In recent weeks many experts have questioned Team Sky’s use of TUE (Therapeutic Use Exemption) with star riders such as Wiggins and fellow Tour de France winner Chris Froome. The Sky team are closely linked with GB cycling, itself facing allegations coach Shane Sutton of sexism and bullying. Sutton subsequently resigned, emphasising the turbulent year it has been for British cycling in general, despite huge success in the Olympics and Froome’s victory in the Tour.
Whilst Yorkshire’s dream victory will not be realised for another four long years, the fact the road race world championships will be returning to Britain for the first time since 1982 is a huge step for cycling in this country. The governing body, the UCI, could have easily avoided awarding Britain the championships in the current climate, but they didn’t.
This picture perfectly encapsulates why the 2014 Grand Depart for the Tour de France in Yorkshire was so popular. Imagine the scenes from the 2019 UCI World Championships. Photo copyright Liverpool Echo/James Maloney.
The Tour de France began in Yorkshire in 2014, drawing rave reviews from all involved and huge crowds engaged with the sport for the first time in the case of many. An annual Tour de Yorkshire was subsequently set up by the ASO, organisers of the Tour, again cementing itself as a hugely popular event on the cycling calendar.
For these reasons it seems entirely logical therefore to award it to Yorkshire, despite British cycling taking a battering recently after years of tremendous growth. Outside of allegations made thanks to Russian hackers, this growth is still increasing and the pledge to spend £15 million on hosting the championships is a huge step forward.
Ten years ago spending this amount of money on cycling would never have happened.

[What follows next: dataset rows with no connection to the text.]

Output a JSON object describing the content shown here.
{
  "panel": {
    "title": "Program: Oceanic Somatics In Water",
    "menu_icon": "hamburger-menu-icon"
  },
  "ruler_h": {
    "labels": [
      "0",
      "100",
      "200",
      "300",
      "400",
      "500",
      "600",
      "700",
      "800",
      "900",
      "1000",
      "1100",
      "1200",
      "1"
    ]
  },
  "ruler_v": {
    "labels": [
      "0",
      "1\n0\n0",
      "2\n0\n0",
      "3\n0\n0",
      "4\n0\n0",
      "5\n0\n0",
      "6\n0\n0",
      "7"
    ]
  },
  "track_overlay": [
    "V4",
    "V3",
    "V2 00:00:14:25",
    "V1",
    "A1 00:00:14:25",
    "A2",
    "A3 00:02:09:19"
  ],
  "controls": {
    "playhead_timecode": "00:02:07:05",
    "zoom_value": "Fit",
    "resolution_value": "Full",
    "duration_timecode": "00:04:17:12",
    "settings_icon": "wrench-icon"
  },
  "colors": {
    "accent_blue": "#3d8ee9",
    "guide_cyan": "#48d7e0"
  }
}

A lot has changed in the past decade, and who knows how much further the sport will have grown by the time the event takes place in October 2019. I will be one of the no doubt many fans stood amongst the Yorkshire hillside cheering on the riders as the go past.